What is needed
Would you write out every entry exactly, but without the pictures?

(Stored records)
- Opening Delimiter -

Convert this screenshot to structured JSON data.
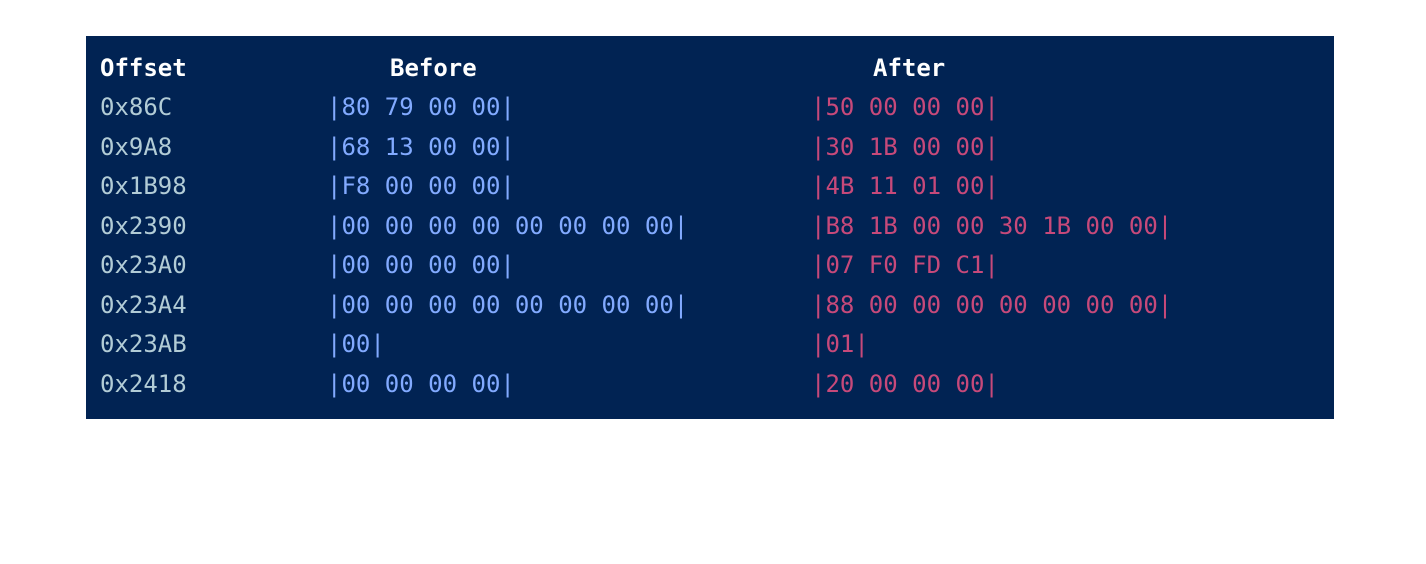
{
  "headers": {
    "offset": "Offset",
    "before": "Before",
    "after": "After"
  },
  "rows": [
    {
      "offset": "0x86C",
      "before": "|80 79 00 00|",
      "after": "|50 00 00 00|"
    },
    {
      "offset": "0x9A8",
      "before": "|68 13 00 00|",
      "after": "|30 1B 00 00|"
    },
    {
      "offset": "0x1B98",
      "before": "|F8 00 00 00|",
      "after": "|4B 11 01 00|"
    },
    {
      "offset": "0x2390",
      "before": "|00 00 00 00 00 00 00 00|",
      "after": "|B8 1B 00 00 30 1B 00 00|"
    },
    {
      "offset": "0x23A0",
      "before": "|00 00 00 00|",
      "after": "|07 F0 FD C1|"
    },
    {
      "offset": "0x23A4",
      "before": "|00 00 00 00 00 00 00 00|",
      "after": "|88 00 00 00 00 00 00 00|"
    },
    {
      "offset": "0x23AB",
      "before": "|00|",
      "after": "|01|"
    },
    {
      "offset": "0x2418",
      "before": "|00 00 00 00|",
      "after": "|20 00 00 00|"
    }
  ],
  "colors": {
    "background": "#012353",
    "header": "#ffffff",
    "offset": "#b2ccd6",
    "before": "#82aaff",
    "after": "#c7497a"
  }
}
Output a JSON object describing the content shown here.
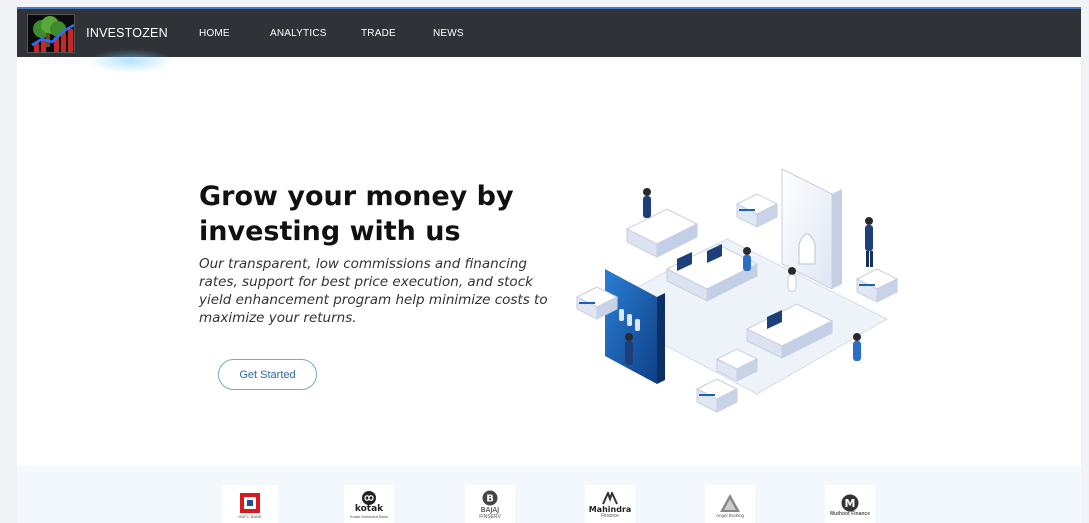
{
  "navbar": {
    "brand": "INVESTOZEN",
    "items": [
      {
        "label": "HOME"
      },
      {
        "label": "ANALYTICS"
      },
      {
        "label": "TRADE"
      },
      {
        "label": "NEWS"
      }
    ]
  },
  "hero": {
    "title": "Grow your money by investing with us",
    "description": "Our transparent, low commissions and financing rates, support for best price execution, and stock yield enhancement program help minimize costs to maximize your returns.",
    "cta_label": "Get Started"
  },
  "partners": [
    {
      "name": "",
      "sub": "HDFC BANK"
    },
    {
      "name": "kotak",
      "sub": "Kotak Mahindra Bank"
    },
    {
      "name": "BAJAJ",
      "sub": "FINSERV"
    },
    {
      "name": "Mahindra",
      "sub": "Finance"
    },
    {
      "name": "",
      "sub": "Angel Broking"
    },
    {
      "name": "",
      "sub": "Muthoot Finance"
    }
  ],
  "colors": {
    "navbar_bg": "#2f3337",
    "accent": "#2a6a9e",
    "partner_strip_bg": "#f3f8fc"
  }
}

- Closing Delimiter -

Result of the exercise
Convert this screenshot to structured JSON data.
{
  "headers": {
    "offset": "Offset",
    "before": "Before",
    "after": "After"
  },
  "rows": [
    {
      "offset": "0x86C",
      "before": "|80 79 00 00|",
      "after": "|50 00 00 00|"
    },
    {
      "offset": "0x9A8",
      "before": "|68 13 00 00|",
      "after": "|30 1B 00 00|"
    },
    {
      "offset": "0x1B98",
      "before": "|F8 00 00 00|",
      "after": "|4B 11 01 00|"
    },
    {
      "offset": "0x2390",
      "before": "|00 00 00 00 00 00 00 00|",
      "after": "|B8 1B 00 00 30 1B 00 00|"
    },
    {
      "offset": "0x23A0",
      "before": "|00 00 00 00|",
      "after": "|07 F0 FD C1|"
    },
    {
      "offset": "0x23A4",
      "before": "|00 00 00 00 00 00 00 00|",
      "after": "|88 00 00 00 00 00 00 00|"
    },
    {
      "offset": "0x23AB",
      "before": "|00|",
      "after": "|01|"
    },
    {
      "offset": "0x2418",
      "before": "|00 00 00 00|",
      "after": "|20 00 00 00|"
    }
  ],
  "colors": {
    "background": "#012353",
    "header": "#ffffff",
    "offset": "#b2ccd6",
    "before": "#82aaff",
    "after": "#c7497a"
  }
}
Output a JSON object describing the content shown here.
{
  "navbar": {
    "brand": "INVESTOZEN",
    "items": [
      {
        "label": "HOME"
      },
      {
        "label": "ANALYTICS"
      },
      {
        "label": "TRADE"
      },
      {
        "label": "NEWS"
      }
    ]
  },
  "hero": {
    "title": "Grow your money by investing with us",
    "description": "Our transparent, low commissions and financing rates, support for best price execution, and stock yield enhancement program help minimize costs to maximize your returns.",
    "cta_label": "Get Started"
  },
  "partners": [
    {
      "name": "",
      "sub": "HDFC BANK"
    },
    {
      "name": "kotak",
      "sub": "Kotak Mahindra Bank"
    },
    {
      "name": "BAJAJ",
      "sub": "FINSERV"
    },
    {
      "name": "Mahindra",
      "sub": "Finance"
    },
    {
      "name": "",
      "sub": "Angel Broking"
    },
    {
      "name": "",
      "sub": "Muthoot Finance"
    }
  ],
  "colors": {
    "navbar_bg": "#2f3337",
    "accent": "#2a6a9e",
    "partner_strip_bg": "#f3f8fc"
  }
}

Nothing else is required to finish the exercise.